MATERIALS PROVIDED:
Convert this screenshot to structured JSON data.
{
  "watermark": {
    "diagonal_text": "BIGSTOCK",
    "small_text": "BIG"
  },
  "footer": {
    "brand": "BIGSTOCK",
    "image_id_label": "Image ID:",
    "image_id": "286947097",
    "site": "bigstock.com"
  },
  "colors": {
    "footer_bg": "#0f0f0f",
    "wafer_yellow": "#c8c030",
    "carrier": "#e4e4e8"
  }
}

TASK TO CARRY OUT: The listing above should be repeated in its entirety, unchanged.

TASK SOLUTION:
Convert this screenshot to structured JSON data.
{
  "watermark": {
    "diagonal_text": "BIGSTOCK",
    "small_text": "BIG"
  },
  "footer": {
    "brand": "BIGSTOCK",
    "image_id_label": "Image ID:",
    "image_id": "286947097",
    "site": "bigstock.com"
  },
  "colors": {
    "footer_bg": "#0f0f0f",
    "wafer_yellow": "#c8c030",
    "carrier": "#e4e4e8"
  }
}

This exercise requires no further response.